Task directions:
Repeat every line of the material, character for character.

----

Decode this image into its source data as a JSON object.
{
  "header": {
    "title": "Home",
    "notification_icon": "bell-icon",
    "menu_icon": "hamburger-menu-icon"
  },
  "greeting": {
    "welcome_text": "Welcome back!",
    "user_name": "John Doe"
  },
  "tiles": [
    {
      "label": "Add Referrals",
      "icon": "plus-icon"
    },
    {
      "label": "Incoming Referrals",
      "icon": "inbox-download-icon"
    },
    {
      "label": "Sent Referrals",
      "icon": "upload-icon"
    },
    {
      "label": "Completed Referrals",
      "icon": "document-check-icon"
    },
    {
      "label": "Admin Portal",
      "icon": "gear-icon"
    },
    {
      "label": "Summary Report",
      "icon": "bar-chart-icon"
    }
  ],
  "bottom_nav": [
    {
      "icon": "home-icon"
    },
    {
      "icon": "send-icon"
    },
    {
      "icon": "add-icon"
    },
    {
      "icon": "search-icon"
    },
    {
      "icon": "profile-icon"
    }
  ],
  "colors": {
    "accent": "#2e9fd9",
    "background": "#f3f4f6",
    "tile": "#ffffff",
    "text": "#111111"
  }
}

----

Exercise result:
Decode this image into its source data as a JSON object.
{
  "header": {
    "title": "Home",
    "notification_icon": "bell-icon",
    "menu_icon": "hamburger-menu-icon"
  },
  "greeting": {
    "welcome_text": "Welcome back!",
    "user_name": "John Doe"
  },
  "tiles": [
    {
      "label": "Add Referrals",
      "icon": "plus-icon"
    },
    {
      "label": "Incoming Referrals",
      "icon": "inbox-download-icon"
    },
    {
      "label": "Sent Referrals",
      "icon": "upload-icon"
    },
    {
      "label": "Completed Referrals",
      "icon": "document-check-icon"
    },
    {
      "label": "Admin Portal",
      "icon": "gear-icon"
    },
    {
      "label": "Summary Report",
      "icon": "bar-chart-icon"
    }
  ],
  "bottom_nav": [
    {
      "icon": "home-icon"
    },
    {
      "icon": "send-icon"
    },
    {
      "icon": "add-icon"
    },
    {
      "icon": "search-icon"
    },
    {
      "icon": "profile-icon"
    }
  ],
  "colors": {
    "accent": "#2e9fd9",
    "background": "#f3f4f6",
    "tile": "#ffffff",
    "text": "#111111"
  }
}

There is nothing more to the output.